● ABOUT THIS EXERCISE
Count every line below containing "kind"; state the number only.

● RECORDS SUPPLIED
"""

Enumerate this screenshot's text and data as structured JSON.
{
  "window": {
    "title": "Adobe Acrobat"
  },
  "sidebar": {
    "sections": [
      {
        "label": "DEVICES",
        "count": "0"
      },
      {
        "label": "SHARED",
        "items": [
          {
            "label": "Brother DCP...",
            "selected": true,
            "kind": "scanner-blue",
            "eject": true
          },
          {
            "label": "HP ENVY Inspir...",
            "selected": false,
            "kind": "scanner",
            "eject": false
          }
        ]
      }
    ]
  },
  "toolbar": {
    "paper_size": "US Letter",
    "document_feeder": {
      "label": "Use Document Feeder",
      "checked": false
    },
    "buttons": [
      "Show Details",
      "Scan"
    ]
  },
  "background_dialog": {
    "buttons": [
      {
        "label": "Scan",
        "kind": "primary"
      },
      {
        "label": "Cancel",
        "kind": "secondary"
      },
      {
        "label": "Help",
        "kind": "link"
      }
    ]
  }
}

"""

● RESULT FOR THIS TASK
5